<<<<
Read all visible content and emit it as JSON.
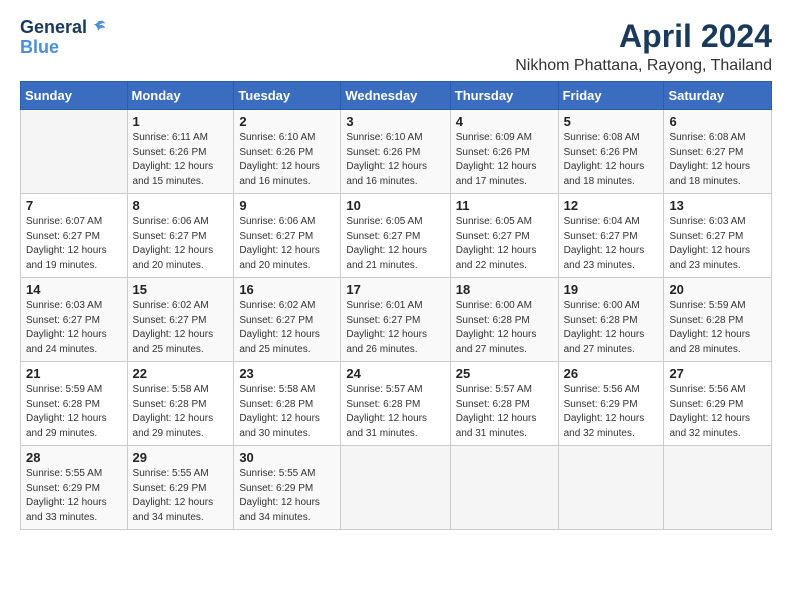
{
  "header": {
    "logo_line1": "General",
    "logo_line2": "Blue",
    "title": "April 2024",
    "subtitle": "Nikhom Phattana, Rayong, Thailand"
  },
  "weekdays": [
    "Sunday",
    "Monday",
    "Tuesday",
    "Wednesday",
    "Thursday",
    "Friday",
    "Saturday"
  ],
  "weeks": [
    [
      {
        "day": "",
        "info": ""
      },
      {
        "day": "1",
        "info": "Sunrise: 6:11 AM\nSunset: 6:26 PM\nDaylight: 12 hours\nand 15 minutes."
      },
      {
        "day": "2",
        "info": "Sunrise: 6:10 AM\nSunset: 6:26 PM\nDaylight: 12 hours\nand 16 minutes."
      },
      {
        "day": "3",
        "info": "Sunrise: 6:10 AM\nSunset: 6:26 PM\nDaylight: 12 hours\nand 16 minutes."
      },
      {
        "day": "4",
        "info": "Sunrise: 6:09 AM\nSunset: 6:26 PM\nDaylight: 12 hours\nand 17 minutes."
      },
      {
        "day": "5",
        "info": "Sunrise: 6:08 AM\nSunset: 6:26 PM\nDaylight: 12 hours\nand 18 minutes."
      },
      {
        "day": "6",
        "info": "Sunrise: 6:08 AM\nSunset: 6:27 PM\nDaylight: 12 hours\nand 18 minutes."
      }
    ],
    [
      {
        "day": "7",
        "info": "Sunrise: 6:07 AM\nSunset: 6:27 PM\nDaylight: 12 hours\nand 19 minutes."
      },
      {
        "day": "8",
        "info": "Sunrise: 6:06 AM\nSunset: 6:27 PM\nDaylight: 12 hours\nand 20 minutes."
      },
      {
        "day": "9",
        "info": "Sunrise: 6:06 AM\nSunset: 6:27 PM\nDaylight: 12 hours\nand 20 minutes."
      },
      {
        "day": "10",
        "info": "Sunrise: 6:05 AM\nSunset: 6:27 PM\nDaylight: 12 hours\nand 21 minutes."
      },
      {
        "day": "11",
        "info": "Sunrise: 6:05 AM\nSunset: 6:27 PM\nDaylight: 12 hours\nand 22 minutes."
      },
      {
        "day": "12",
        "info": "Sunrise: 6:04 AM\nSunset: 6:27 PM\nDaylight: 12 hours\nand 23 minutes."
      },
      {
        "day": "13",
        "info": "Sunrise: 6:03 AM\nSunset: 6:27 PM\nDaylight: 12 hours\nand 23 minutes."
      }
    ],
    [
      {
        "day": "14",
        "info": "Sunrise: 6:03 AM\nSunset: 6:27 PM\nDaylight: 12 hours\nand 24 minutes."
      },
      {
        "day": "15",
        "info": "Sunrise: 6:02 AM\nSunset: 6:27 PM\nDaylight: 12 hours\nand 25 minutes."
      },
      {
        "day": "16",
        "info": "Sunrise: 6:02 AM\nSunset: 6:27 PM\nDaylight: 12 hours\nand 25 minutes."
      },
      {
        "day": "17",
        "info": "Sunrise: 6:01 AM\nSunset: 6:27 PM\nDaylight: 12 hours\nand 26 minutes."
      },
      {
        "day": "18",
        "info": "Sunrise: 6:00 AM\nSunset: 6:28 PM\nDaylight: 12 hours\nand 27 minutes."
      },
      {
        "day": "19",
        "info": "Sunrise: 6:00 AM\nSunset: 6:28 PM\nDaylight: 12 hours\nand 27 minutes."
      },
      {
        "day": "20",
        "info": "Sunrise: 5:59 AM\nSunset: 6:28 PM\nDaylight: 12 hours\nand 28 minutes."
      }
    ],
    [
      {
        "day": "21",
        "info": "Sunrise: 5:59 AM\nSunset: 6:28 PM\nDaylight: 12 hours\nand 29 minutes."
      },
      {
        "day": "22",
        "info": "Sunrise: 5:58 AM\nSunset: 6:28 PM\nDaylight: 12 hours\nand 29 minutes."
      },
      {
        "day": "23",
        "info": "Sunrise: 5:58 AM\nSunset: 6:28 PM\nDaylight: 12 hours\nand 30 minutes."
      },
      {
        "day": "24",
        "info": "Sunrise: 5:57 AM\nSunset: 6:28 PM\nDaylight: 12 hours\nand 31 minutes."
      },
      {
        "day": "25",
        "info": "Sunrise: 5:57 AM\nSunset: 6:28 PM\nDaylight: 12 hours\nand 31 minutes."
      },
      {
        "day": "26",
        "info": "Sunrise: 5:56 AM\nSunset: 6:29 PM\nDaylight: 12 hours\nand 32 minutes."
      },
      {
        "day": "27",
        "info": "Sunrise: 5:56 AM\nSunset: 6:29 PM\nDaylight: 12 hours\nand 32 minutes."
      }
    ],
    [
      {
        "day": "28",
        "info": "Sunrise: 5:55 AM\nSunset: 6:29 PM\nDaylight: 12 hours\nand 33 minutes."
      },
      {
        "day": "29",
        "info": "Sunrise: 5:55 AM\nSunset: 6:29 PM\nDaylight: 12 hours\nand 34 minutes."
      },
      {
        "day": "30",
        "info": "Sunrise: 5:55 AM\nSunset: 6:29 PM\nDaylight: 12 hours\nand 34 minutes."
      },
      {
        "day": "",
        "info": ""
      },
      {
        "day": "",
        "info": ""
      },
      {
        "day": "",
        "info": ""
      },
      {
        "day": "",
        "info": ""
      }
    ]
  ]
}
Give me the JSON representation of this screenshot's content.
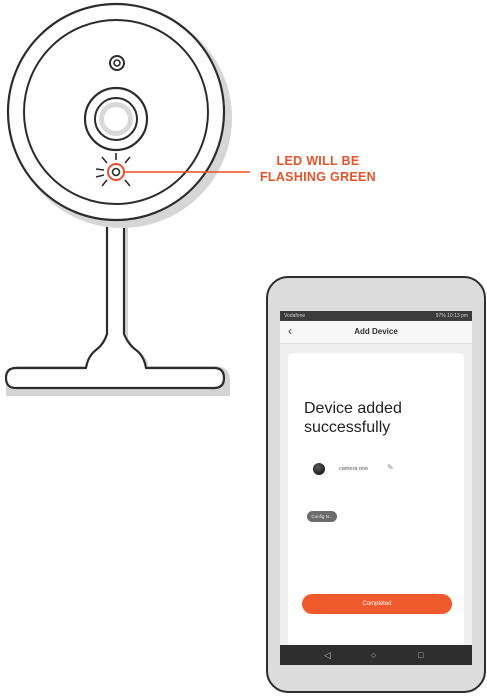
{
  "callout": {
    "line1": "LED WILL BE",
    "line2": "FLASHING GREEN",
    "color": "#E8522A"
  },
  "phone": {
    "status_bar": {
      "carrier": "Vodafone",
      "info": "97% 10:13 pm"
    },
    "app_bar": {
      "back_icon": "chevron-left-icon",
      "title": "Add Device"
    },
    "card": {
      "heading": "Device added successfully",
      "device": {
        "name": "camera one",
        "edit_icon": "pencil-icon"
      },
      "config_pill": "Config N...",
      "completed_button": "Completed"
    },
    "nav": {
      "back": "◁",
      "home": "○",
      "recent": "□"
    }
  },
  "colors": {
    "accent": "#EE5A2B",
    "outline": "#2c2c2c"
  }
}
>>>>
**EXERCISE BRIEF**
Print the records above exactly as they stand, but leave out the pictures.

**OUTPUT**
Read all visible content and emit it as JSON.
{
  "header": {
    "logo_line1": "General",
    "logo_line2": "Blue",
    "title": "April 2024",
    "subtitle": "Nikhom Phattana, Rayong, Thailand"
  },
  "weekdays": [
    "Sunday",
    "Monday",
    "Tuesday",
    "Wednesday",
    "Thursday",
    "Friday",
    "Saturday"
  ],
  "weeks": [
    [
      {
        "day": "",
        "info": ""
      },
      {
        "day": "1",
        "info": "Sunrise: 6:11 AM\nSunset: 6:26 PM\nDaylight: 12 hours\nand 15 minutes."
      },
      {
        "day": "2",
        "info": "Sunrise: 6:10 AM\nSunset: 6:26 PM\nDaylight: 12 hours\nand 16 minutes."
      },
      {
        "day": "3",
        "info": "Sunrise: 6:10 AM\nSunset: 6:26 PM\nDaylight: 12 hours\nand 16 minutes."
      },
      {
        "day": "4",
        "info": "Sunrise: 6:09 AM\nSunset: 6:26 PM\nDaylight: 12 hours\nand 17 minutes."
      },
      {
        "day": "5",
        "info": "Sunrise: 6:08 AM\nSunset: 6:26 PM\nDaylight: 12 hours\nand 18 minutes."
      },
      {
        "day": "6",
        "info": "Sunrise: 6:08 AM\nSunset: 6:27 PM\nDaylight: 12 hours\nand 18 minutes."
      }
    ],
    [
      {
        "day": "7",
        "info": "Sunrise: 6:07 AM\nSunset: 6:27 PM\nDaylight: 12 hours\nand 19 minutes."
      },
      {
        "day": "8",
        "info": "Sunrise: 6:06 AM\nSunset: 6:27 PM\nDaylight: 12 hours\nand 20 minutes."
      },
      {
        "day": "9",
        "info": "Sunrise: 6:06 AM\nSunset: 6:27 PM\nDaylight: 12 hours\nand 20 minutes."
      },
      {
        "day": "10",
        "info": "Sunrise: 6:05 AM\nSunset: 6:27 PM\nDaylight: 12 hours\nand 21 minutes."
      },
      {
        "day": "11",
        "info": "Sunrise: 6:05 AM\nSunset: 6:27 PM\nDaylight: 12 hours\nand 22 minutes."
      },
      {
        "day": "12",
        "info": "Sunrise: 6:04 AM\nSunset: 6:27 PM\nDaylight: 12 hours\nand 23 minutes."
      },
      {
        "day": "13",
        "info": "Sunrise: 6:03 AM\nSunset: 6:27 PM\nDaylight: 12 hours\nand 23 minutes."
      }
    ],
    [
      {
        "day": "14",
        "info": "Sunrise: 6:03 AM\nSunset: 6:27 PM\nDaylight: 12 hours\nand 24 minutes."
      },
      {
        "day": "15",
        "info": "Sunrise: 6:02 AM\nSunset: 6:27 PM\nDaylight: 12 hours\nand 25 minutes."
      },
      {
        "day": "16",
        "info": "Sunrise: 6:02 AM\nSunset: 6:27 PM\nDaylight: 12 hours\nand 25 minutes."
      },
      {
        "day": "17",
        "info": "Sunrise: 6:01 AM\nSunset: 6:27 PM\nDaylight: 12 hours\nand 26 minutes."
      },
      {
        "day": "18",
        "info": "Sunrise: 6:00 AM\nSunset: 6:28 PM\nDaylight: 12 hours\nand 27 minutes."
      },
      {
        "day": "19",
        "info": "Sunrise: 6:00 AM\nSunset: 6:28 PM\nDaylight: 12 hours\nand 27 minutes."
      },
      {
        "day": "20",
        "info": "Sunrise: 5:59 AM\nSunset: 6:28 PM\nDaylight: 12 hours\nand 28 minutes."
      }
    ],
    [
      {
        "day": "21",
        "info": "Sunrise: 5:59 AM\nSunset: 6:28 PM\nDaylight: 12 hours\nand 29 minutes."
      },
      {
        "day": "22",
        "info": "Sunrise: 5:58 AM\nSunset: 6:28 PM\nDaylight: 12 hours\nand 29 minutes."
      },
      {
        "day": "23",
        "info": "Sunrise: 5:58 AM\nSunset: 6:28 PM\nDaylight: 12 hours\nand 30 minutes."
      },
      {
        "day": "24",
        "info": "Sunrise: 5:57 AM\nSunset: 6:28 PM\nDaylight: 12 hours\nand 31 minutes."
      },
      {
        "day": "25",
        "info": "Sunrise: 5:57 AM\nSunset: 6:28 PM\nDaylight: 12 hours\nand 31 minutes."
      },
      {
        "day": "26",
        "info": "Sunrise: 5:56 AM\nSunset: 6:29 PM\nDaylight: 12 hours\nand 32 minutes."
      },
      {
        "day": "27",
        "info": "Sunrise: 5:56 AM\nSunset: 6:29 PM\nDaylight: 12 hours\nand 32 minutes."
      }
    ],
    [
      {
        "day": "28",
        "info": "Sunrise: 5:55 AM\nSunset: 6:29 PM\nDaylight: 12 hours\nand 33 minutes."
      },
      {
        "day": "29",
        "info": "Sunrise: 5:55 AM\nSunset: 6:29 PM\nDaylight: 12 hours\nand 34 minutes."
      },
      {
        "day": "30",
        "info": "Sunrise: 5:55 AM\nSunset: 6:29 PM\nDaylight: 12 hours\nand 34 minutes."
      },
      {
        "day": "",
        "info": ""
      },
      {
        "day": "",
        "info": ""
      },
      {
        "day": "",
        "info": ""
      },
      {
        "day": "",
        "info": ""
      }
    ]
  ]
}
Give me the JSON representation of this screenshot's content.
{
  "callout": {
    "line1": "LED WILL BE",
    "line2": "FLASHING GREEN",
    "color": "#E8522A"
  },
  "phone": {
    "status_bar": {
      "carrier": "Vodafone",
      "info": "97% 10:13 pm"
    },
    "app_bar": {
      "back_icon": "chevron-left-icon",
      "title": "Add Device"
    },
    "card": {
      "heading": "Device added successfully",
      "device": {
        "name": "camera one",
        "edit_icon": "pencil-icon"
      },
      "config_pill": "Config N...",
      "completed_button": "Completed"
    },
    "nav": {
      "back": "◁",
      "home": "○",
      "recent": "□"
    }
  },
  "colors": {
    "accent": "#EE5A2B",
    "outline": "#2c2c2c"
  }
}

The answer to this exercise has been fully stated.